Monday, 8 March 2021

Journeys and stories


Tales of ice and sky
Travelling Stories, 

Buxton Museum and Art Gallery

We called this Buxton Museum and Art Gallery project “Travelling Stories” as this sense of objects that have been carrying stories around the world for years really appealed. The objects in the Schools Library Service brought the stories of their homelands to the people of Derbyshire, inviting visitors to investigate – or speculate – on the stories behind the artefacts. Now, those objects and their stories are moving on again. Some pieces are following long wandering trails back to where they came from. Others are moving on to new homes, taking their stories with them and hopefully sharing those stories in different ways with new people.

We invited our artists (or maybe challenged them) to respond to objects within the collections that were going to their individual museum. The finished works will be presented in an online exhibition in the spring. We'll keep you posted on that experience as plans develop. meanwhile, here is another instalment of "where are our artists going?"


This week, as another of the Buxton artists, I'm adding my bit to the mix....



With me it’s always stories. I am drawn to a sense of connection of movement, of emotion and depth wrapped in adventure



The Arctic collections from SLS that are staying with Buxton Museum really appeal. I have already had some expeditions into creativity with them – most strongly with Tupilak who you can meet here and who has surfaced again in the piece I am writing now.


I am drawn to the layers of stories that seem to be embedded in that Arctic collection. Most of these artefacts were made specifically for the tourist market: these are not original working tools (like Ryan's boomerangs) or perhaps ceremonial pieces ( the carved paddles that Akhran is looking at). These tiny harpoons and chunky carved lemmings were made with a view to enticing visitors into parting with their pennies. That does not devalue them as pieces of art: the detail and work that shaped model kayaks and a sled dog team is beautiful, their purpose simply offers a different story.


If the first story contained by a model kayak is tourism, a second might reflect the people behind the artistry: the resources they had to draw upon (bone, walrus ivory, whale tooth, seal skin, fur): the skill and dexterity needed to shape these small pieces and how that reflects the dedication needed to make, say, a full-size kayak. Going further, there is the relationship between people and landscape and ecology. And further still lies the relationship between people, place and wildlife:  a set of subtle and profound partnerships recognised by our artists. Theirs is a fierce world, a landscape that freeze the life out of someone in moments, animals that can kill with a paw or the blow of a broad fluke. This is also a world of breath-taking wonder from sunlight on snow to reindeer on migration to a mass of walrus on a beach to the shimmer of the aurora rippling across the northern nights


“the greatest peril of life lies in the fact that human food consists entirely of souls….”

Iglulik Eskimo quoted in “Shaman: the wounded healer” by Joan Halifax


There are prints in the collection, too, worked from slate blocks and revealing more of those relationships: a world where humans, animals and even weather features move in and out of each other, shifting from one shape to another. 






That brings me back to another carving: a small, subtle, delicate piece of a person turning into a seabird.
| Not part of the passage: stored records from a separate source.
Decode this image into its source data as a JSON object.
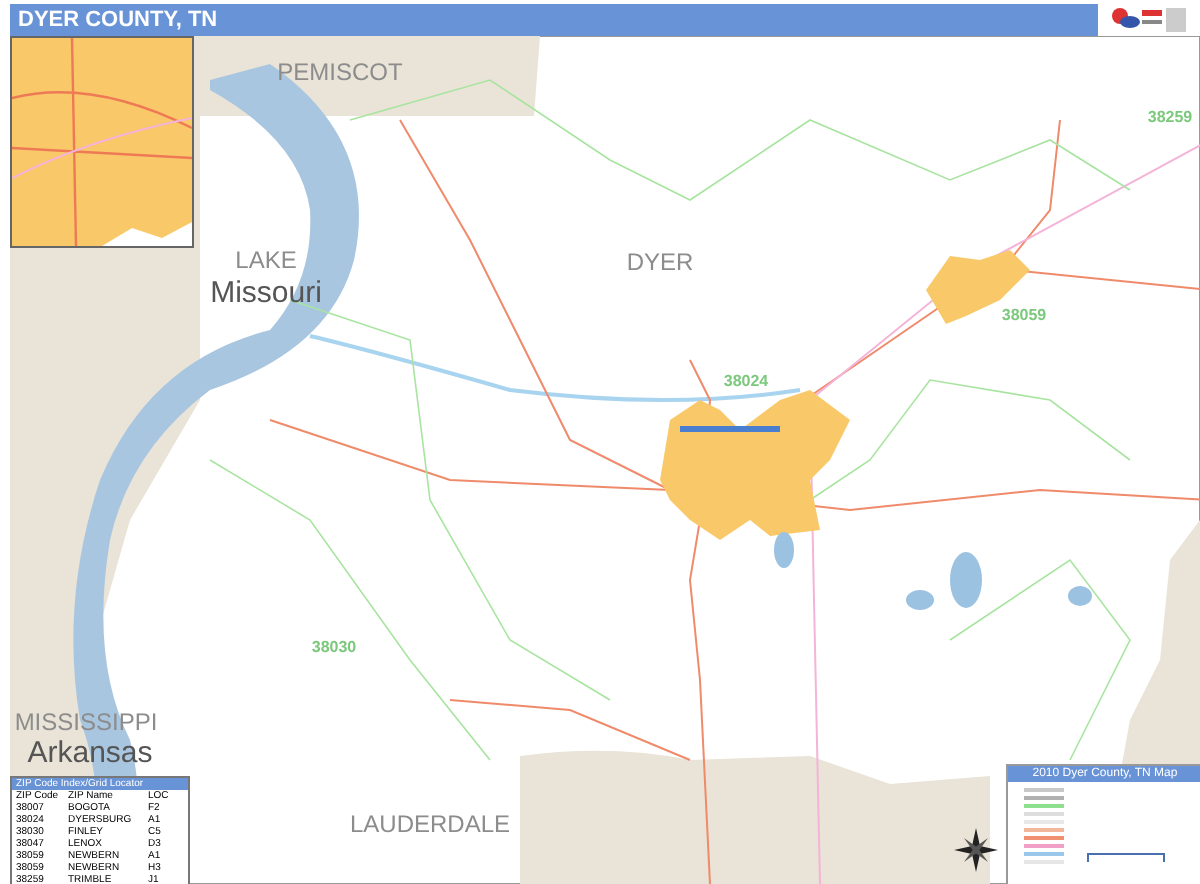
{
  "title": "DYER COUNTY, TN",
  "map_labels": [
    {
      "text": "PEMISCOT",
      "kind": "county"
    },
    {
      "text": "LAKE",
      "kind": "county"
    },
    {
      "text": "Missouri",
      "kind": "state"
    },
    {
      "text": "DYER",
      "kind": "county"
    },
    {
      "text": "38259",
      "kind": "zip"
    },
    {
      "text": "38059",
      "kind": "zip"
    },
    {
      "text": "38024",
      "kind": "zip"
    },
    {
      "text": "38030",
      "kind": "zip"
    },
    {
      "text": "MISSISSIPPI",
      "kind": "county"
    },
    {
      "text": "Arkansas",
      "kind": "state"
    },
    {
      "text": "LAUDERDALE",
      "kind": "county"
    }
  ],
  "zip_table": {
    "title": "ZIP Code Index/Grid Locator",
    "columns": [
      "ZIP Code",
      "ZIP Name",
      "LOC"
    ],
    "rows": [
      [
        "38007",
        "BOGOTA",
        "F2"
      ],
      [
        "38024",
        "DYERSBURG",
        "A1"
      ],
      [
        "38030",
        "FINLEY",
        "C5"
      ],
      [
        "38047",
        "LENOX",
        "D3"
      ],
      [
        "38059",
        "NEWBERN",
        "A1"
      ],
      [
        "38059",
        "NEWBERN",
        "H3"
      ],
      [
        "38259",
        "TRIMBLE",
        "J1"
      ]
    ]
  },
  "legend": {
    "title": "2010 Dyer County, TN Map"
  }
}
It is exquisite and I wonder if this was made for the “tourist market” or if this was made to be slipped into a pack and kept safe, a token of transformations experienced
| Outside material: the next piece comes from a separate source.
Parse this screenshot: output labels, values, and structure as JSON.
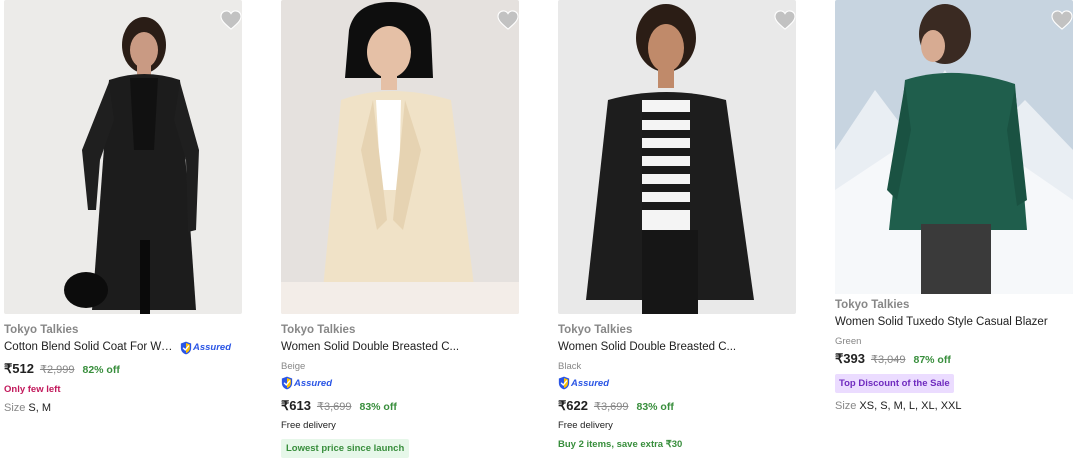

I am not here to give answers: I’m here to offer stories. I don’t know if this is “tourist trade”, if that was made for practical use or creative fulfilment, or all of the above, or none. It might be nice to know but for now this collection provokes me: challenges, offers ideas, Tupilak sitting in the shadows, dripping and whispering wonders or Sedna, Arnagnaksak, in the cold depths of northern sea singing the walrus from the open palms of her fingerless hands, while Quailertetang guides the shaman down to her friend. 


So I scribble notes, collage moments from prints with sketches, think of white landscapes ad shadow puppets, and play with phrases


Something is coming together.